TASK PROMPT.
Please find the lines in the following records that hold "structured", and copy them.

SUPPLIED RECORDS.

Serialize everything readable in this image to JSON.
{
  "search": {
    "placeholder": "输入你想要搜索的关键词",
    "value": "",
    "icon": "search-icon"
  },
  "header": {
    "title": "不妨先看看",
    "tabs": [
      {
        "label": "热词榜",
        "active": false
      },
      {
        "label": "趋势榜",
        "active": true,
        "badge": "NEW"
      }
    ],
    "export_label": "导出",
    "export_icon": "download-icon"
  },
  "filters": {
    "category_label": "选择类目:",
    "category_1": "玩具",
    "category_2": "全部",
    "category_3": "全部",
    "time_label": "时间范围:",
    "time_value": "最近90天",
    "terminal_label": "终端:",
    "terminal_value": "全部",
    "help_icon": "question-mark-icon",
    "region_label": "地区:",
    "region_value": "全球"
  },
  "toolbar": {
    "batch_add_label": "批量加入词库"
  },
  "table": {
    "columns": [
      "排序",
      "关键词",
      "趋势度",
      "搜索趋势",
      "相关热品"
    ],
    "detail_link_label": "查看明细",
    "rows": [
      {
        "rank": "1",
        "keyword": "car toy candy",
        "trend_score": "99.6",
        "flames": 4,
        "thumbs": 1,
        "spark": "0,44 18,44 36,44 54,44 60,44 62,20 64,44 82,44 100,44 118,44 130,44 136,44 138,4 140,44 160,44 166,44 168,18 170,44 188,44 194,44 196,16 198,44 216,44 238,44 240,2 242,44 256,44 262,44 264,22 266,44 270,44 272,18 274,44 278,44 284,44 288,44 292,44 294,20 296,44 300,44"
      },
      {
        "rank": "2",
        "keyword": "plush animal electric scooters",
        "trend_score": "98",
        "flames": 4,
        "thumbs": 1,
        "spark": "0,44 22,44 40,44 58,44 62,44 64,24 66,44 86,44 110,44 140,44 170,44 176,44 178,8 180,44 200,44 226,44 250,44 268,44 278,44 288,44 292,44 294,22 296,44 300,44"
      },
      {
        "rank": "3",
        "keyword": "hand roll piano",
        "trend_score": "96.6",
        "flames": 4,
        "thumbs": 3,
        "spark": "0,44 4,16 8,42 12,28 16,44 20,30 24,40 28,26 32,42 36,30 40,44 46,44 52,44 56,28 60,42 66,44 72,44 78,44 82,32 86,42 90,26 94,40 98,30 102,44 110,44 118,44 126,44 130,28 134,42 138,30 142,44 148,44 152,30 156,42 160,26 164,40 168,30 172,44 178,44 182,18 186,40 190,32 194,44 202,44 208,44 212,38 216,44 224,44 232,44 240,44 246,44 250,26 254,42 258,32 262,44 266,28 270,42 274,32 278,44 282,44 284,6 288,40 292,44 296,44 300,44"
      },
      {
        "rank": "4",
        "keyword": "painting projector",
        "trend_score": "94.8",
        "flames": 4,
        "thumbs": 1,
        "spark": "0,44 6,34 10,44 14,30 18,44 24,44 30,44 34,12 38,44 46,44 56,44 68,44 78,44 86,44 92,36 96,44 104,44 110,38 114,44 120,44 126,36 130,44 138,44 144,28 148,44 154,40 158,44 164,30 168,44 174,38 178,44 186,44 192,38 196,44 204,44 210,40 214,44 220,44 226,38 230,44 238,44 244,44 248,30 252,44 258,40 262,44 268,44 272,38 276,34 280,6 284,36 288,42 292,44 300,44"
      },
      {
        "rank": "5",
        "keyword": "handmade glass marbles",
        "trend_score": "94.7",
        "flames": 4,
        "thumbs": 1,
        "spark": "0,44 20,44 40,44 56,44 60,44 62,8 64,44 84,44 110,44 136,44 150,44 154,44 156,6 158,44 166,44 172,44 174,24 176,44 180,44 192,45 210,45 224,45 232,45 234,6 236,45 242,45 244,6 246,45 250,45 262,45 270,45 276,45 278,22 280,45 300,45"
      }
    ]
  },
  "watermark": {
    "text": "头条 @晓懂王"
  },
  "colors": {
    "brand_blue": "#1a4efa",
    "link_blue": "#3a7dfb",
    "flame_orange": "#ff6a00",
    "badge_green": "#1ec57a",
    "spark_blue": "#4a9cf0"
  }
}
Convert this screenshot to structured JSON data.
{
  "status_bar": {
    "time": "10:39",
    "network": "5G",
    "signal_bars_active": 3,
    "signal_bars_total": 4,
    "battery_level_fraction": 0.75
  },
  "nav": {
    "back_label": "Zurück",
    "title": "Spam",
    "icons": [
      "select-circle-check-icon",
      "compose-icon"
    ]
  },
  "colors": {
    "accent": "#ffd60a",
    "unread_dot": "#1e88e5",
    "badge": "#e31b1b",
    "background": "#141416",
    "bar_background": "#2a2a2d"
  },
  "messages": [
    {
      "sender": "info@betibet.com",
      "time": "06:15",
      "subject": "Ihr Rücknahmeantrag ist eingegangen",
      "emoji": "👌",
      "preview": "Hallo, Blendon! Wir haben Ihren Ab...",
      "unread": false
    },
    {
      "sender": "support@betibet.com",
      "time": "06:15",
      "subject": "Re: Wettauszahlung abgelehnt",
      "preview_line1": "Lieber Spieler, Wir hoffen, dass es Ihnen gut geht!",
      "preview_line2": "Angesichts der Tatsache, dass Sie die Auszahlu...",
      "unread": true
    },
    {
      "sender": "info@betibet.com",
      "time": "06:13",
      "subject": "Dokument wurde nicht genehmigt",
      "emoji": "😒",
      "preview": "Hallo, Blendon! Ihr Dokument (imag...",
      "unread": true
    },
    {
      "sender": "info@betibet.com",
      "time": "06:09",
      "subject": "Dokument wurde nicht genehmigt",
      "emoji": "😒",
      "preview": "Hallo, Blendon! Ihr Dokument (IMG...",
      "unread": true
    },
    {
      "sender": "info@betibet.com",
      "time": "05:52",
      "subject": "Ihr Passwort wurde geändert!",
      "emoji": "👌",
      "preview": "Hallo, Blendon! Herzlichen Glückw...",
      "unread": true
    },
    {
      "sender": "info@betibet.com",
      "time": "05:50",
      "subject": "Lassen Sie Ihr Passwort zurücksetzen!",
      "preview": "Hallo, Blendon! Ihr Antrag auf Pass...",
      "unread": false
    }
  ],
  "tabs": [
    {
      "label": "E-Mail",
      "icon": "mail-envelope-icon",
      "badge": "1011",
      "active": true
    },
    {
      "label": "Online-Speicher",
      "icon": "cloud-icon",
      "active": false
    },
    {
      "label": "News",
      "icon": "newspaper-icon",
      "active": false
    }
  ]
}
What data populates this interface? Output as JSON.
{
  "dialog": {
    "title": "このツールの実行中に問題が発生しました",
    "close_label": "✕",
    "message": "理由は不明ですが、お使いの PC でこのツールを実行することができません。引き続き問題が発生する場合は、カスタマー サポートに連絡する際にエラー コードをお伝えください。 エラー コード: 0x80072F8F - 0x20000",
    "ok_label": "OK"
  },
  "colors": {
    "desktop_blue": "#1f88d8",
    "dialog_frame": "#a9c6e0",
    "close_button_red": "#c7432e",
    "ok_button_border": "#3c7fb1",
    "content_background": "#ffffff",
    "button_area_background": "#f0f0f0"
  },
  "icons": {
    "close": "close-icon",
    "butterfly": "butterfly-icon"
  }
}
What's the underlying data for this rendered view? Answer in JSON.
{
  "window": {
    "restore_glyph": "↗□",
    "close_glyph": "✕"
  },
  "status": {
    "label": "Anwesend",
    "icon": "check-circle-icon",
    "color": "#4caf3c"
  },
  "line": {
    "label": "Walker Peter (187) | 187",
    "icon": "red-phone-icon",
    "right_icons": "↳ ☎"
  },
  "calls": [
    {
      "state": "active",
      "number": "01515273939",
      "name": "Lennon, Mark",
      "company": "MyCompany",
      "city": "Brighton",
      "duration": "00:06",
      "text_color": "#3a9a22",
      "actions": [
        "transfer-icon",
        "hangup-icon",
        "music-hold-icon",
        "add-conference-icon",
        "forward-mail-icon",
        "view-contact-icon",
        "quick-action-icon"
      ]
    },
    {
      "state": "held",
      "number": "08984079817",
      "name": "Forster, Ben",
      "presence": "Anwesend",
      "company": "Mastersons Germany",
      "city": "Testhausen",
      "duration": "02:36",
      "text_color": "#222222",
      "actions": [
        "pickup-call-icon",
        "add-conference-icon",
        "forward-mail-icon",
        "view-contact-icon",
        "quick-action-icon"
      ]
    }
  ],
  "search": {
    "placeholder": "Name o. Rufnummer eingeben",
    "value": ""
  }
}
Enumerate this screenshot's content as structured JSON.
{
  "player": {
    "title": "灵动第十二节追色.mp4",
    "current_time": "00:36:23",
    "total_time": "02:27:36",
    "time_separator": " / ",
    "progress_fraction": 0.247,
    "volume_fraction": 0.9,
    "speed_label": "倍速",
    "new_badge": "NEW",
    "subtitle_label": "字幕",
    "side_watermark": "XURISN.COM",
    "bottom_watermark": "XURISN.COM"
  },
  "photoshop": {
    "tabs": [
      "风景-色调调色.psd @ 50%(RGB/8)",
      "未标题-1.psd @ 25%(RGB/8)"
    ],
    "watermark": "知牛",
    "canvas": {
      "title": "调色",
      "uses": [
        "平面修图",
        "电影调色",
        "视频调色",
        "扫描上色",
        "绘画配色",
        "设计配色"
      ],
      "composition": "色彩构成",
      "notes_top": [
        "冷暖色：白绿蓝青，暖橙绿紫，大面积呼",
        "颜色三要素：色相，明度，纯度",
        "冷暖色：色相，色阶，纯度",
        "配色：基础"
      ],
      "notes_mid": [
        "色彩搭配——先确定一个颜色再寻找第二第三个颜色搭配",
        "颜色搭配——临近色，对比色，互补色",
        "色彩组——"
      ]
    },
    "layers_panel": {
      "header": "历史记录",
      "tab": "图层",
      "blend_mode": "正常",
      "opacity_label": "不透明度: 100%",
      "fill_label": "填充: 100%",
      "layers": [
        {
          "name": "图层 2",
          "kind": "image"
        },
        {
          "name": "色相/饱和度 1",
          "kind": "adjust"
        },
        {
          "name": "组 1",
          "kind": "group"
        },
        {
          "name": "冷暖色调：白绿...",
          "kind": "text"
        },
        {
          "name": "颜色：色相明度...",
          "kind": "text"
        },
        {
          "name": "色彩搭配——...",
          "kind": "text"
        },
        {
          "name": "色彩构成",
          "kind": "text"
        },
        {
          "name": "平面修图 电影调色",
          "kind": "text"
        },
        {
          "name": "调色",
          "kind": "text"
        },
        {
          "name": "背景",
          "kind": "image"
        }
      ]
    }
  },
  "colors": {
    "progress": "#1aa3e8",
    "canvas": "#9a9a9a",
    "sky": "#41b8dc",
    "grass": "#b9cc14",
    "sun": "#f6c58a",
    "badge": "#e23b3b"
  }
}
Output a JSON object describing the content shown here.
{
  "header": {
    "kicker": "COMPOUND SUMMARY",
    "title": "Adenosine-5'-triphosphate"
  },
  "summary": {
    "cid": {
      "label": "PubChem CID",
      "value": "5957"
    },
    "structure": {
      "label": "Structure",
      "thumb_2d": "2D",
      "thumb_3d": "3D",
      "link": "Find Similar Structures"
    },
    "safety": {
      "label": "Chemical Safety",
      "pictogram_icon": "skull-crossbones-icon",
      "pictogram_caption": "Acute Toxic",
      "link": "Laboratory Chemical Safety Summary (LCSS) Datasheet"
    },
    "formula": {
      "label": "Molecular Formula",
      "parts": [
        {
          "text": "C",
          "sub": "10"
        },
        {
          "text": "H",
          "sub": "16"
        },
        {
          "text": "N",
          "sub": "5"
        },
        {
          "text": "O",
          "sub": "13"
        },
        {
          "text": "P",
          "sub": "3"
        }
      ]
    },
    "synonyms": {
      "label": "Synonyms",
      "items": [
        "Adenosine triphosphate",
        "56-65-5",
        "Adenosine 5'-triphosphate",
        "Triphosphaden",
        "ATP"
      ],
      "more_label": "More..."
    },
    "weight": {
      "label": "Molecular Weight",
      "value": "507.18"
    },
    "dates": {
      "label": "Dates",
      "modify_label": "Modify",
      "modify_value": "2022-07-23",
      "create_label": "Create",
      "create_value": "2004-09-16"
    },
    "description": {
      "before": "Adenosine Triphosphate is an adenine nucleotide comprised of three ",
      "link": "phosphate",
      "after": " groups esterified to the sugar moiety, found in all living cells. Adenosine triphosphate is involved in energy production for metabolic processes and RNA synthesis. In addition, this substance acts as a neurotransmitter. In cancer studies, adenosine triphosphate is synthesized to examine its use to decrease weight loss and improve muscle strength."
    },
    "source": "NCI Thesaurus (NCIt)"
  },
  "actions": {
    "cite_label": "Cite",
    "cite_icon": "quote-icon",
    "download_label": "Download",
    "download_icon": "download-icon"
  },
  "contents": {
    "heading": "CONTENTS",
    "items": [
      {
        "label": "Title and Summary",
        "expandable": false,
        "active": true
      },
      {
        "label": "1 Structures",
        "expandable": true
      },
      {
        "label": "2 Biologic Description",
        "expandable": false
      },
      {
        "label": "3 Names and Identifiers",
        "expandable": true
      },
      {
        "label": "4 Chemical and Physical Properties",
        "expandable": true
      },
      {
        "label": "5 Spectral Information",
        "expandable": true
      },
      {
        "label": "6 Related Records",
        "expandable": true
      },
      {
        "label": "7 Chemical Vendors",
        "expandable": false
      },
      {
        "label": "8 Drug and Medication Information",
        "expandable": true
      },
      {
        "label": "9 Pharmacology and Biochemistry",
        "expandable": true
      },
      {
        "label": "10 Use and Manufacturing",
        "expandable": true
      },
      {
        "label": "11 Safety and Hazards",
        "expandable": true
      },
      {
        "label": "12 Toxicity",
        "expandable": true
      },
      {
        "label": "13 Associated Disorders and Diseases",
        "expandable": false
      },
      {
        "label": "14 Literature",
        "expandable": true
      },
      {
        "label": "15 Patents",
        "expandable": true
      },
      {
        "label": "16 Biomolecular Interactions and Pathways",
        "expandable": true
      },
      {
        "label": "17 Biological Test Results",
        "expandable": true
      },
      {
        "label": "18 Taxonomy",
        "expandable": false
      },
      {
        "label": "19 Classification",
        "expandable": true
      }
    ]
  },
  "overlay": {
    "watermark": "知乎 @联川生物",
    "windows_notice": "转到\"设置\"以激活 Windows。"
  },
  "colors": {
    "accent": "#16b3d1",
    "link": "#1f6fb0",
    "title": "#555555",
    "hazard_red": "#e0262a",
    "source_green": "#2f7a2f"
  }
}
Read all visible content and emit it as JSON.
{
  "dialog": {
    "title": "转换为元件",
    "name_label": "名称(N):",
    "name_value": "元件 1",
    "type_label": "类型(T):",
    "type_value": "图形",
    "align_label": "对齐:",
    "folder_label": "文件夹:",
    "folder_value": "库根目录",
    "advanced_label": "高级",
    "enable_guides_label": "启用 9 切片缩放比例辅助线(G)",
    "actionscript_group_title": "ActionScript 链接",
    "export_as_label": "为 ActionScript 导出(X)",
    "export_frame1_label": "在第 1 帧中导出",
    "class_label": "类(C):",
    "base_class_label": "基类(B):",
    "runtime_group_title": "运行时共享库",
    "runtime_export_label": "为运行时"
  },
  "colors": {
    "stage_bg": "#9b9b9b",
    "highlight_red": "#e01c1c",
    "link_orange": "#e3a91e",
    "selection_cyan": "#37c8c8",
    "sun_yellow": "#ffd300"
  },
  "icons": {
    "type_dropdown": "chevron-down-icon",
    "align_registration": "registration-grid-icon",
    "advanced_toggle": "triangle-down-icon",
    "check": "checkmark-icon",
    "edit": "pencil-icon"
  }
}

TASK RESULT.
Convert this screenshot to structured JSON data.
Enumerate this screenshot's content as structured JSON.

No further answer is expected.